* Task goal *
All lines containing the string "JSON" must be copied from the entries.

Element data from apps and pages:
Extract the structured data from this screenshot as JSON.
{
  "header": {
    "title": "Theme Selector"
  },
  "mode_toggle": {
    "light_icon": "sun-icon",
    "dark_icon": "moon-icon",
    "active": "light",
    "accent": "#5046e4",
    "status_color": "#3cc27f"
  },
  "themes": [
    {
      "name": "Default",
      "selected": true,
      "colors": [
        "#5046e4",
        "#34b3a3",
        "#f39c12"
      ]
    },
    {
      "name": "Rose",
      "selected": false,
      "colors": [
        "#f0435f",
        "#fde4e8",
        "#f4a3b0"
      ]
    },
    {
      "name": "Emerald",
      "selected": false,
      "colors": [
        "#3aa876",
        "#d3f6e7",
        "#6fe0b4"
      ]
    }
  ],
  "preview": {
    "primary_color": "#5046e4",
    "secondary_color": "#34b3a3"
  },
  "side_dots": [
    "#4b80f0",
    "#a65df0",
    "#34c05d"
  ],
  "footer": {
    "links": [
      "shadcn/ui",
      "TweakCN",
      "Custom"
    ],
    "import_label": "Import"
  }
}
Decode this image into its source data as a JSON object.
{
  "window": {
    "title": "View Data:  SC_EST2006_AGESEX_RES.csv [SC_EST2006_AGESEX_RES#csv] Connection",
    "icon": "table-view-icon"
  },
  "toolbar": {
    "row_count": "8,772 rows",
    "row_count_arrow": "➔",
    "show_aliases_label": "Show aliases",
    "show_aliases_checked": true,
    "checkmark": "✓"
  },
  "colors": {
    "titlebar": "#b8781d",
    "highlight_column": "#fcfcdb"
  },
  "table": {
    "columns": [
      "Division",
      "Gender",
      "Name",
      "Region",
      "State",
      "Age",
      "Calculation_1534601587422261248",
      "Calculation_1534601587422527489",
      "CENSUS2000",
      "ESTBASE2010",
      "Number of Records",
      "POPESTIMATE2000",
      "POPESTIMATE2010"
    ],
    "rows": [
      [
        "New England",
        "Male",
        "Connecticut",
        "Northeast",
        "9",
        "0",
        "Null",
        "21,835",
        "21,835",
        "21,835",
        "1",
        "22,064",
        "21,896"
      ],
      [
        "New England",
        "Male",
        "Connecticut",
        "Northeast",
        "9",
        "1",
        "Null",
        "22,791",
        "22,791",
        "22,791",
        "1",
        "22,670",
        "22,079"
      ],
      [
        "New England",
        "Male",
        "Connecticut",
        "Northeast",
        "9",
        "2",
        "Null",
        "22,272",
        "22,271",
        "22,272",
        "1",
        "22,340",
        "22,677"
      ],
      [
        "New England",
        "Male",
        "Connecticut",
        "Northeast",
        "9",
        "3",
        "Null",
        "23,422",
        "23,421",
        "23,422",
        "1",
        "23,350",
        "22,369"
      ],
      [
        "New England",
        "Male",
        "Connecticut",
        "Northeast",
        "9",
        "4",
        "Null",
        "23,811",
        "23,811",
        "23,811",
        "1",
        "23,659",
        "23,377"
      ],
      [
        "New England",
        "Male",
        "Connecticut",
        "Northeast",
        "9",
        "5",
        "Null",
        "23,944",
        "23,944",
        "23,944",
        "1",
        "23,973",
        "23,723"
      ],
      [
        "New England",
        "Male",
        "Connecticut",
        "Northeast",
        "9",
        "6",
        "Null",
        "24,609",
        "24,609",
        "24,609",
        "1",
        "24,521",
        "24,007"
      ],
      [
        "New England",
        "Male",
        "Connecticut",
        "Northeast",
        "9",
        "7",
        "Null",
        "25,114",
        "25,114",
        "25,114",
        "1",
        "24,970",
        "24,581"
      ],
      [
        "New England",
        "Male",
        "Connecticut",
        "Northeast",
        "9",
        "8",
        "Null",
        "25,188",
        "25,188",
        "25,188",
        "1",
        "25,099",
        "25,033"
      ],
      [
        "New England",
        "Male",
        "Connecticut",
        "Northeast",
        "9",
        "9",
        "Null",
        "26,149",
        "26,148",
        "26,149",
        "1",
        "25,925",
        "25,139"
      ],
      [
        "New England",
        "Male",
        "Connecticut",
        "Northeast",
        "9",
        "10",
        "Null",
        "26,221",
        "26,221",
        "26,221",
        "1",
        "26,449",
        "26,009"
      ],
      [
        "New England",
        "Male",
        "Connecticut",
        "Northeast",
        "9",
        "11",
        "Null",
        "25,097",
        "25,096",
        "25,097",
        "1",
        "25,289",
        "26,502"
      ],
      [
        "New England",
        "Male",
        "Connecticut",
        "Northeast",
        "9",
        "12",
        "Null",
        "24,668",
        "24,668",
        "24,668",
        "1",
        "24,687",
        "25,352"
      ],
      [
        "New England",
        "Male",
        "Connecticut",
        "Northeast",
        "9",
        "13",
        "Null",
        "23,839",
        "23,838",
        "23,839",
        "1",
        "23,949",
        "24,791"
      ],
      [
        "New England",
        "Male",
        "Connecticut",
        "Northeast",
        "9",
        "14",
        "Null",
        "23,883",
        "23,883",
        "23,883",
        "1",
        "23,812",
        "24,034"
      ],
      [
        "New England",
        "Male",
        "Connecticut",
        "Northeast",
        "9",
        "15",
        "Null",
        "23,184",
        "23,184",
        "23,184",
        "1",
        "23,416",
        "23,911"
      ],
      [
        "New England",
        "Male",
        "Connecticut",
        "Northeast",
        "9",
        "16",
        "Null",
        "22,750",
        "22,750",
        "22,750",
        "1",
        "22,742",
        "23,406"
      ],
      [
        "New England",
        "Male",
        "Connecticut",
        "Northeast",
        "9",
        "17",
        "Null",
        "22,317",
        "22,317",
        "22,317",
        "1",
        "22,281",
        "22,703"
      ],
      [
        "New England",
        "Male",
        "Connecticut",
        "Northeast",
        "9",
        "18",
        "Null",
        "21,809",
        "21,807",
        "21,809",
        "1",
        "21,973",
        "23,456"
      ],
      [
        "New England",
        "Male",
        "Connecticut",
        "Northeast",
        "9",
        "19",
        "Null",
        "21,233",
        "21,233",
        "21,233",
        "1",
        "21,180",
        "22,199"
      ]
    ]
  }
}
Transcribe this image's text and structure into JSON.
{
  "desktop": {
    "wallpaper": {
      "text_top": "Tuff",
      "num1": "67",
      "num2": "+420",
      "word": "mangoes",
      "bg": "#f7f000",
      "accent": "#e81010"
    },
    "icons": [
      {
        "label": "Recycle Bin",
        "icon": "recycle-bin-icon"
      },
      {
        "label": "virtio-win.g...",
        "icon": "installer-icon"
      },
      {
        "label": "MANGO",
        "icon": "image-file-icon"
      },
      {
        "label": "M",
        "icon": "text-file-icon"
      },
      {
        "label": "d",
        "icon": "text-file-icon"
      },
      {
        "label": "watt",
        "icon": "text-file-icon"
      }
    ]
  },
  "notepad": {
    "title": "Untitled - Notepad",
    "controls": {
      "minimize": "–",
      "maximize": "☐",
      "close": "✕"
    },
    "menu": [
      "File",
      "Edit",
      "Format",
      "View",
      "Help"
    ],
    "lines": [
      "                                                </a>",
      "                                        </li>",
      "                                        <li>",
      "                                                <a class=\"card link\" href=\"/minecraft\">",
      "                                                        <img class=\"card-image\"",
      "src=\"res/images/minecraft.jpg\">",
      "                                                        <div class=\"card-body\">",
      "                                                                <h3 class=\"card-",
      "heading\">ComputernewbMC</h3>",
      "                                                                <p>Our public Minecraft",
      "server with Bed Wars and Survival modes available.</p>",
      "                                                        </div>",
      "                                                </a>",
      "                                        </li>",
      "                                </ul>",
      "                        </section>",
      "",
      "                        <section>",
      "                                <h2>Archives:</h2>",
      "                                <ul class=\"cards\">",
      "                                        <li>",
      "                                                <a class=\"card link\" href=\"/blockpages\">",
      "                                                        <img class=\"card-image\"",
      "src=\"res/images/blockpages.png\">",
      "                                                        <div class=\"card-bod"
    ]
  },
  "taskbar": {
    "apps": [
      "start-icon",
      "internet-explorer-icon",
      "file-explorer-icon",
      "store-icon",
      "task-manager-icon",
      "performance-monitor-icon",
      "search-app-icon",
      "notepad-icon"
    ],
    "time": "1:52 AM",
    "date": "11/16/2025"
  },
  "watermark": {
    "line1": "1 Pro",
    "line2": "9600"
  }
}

* Response *
Extract the structured data from this screenshot as JSON.
Decode this image into its source data as a JSON object.
Transcribe this image's text and structure into JSON.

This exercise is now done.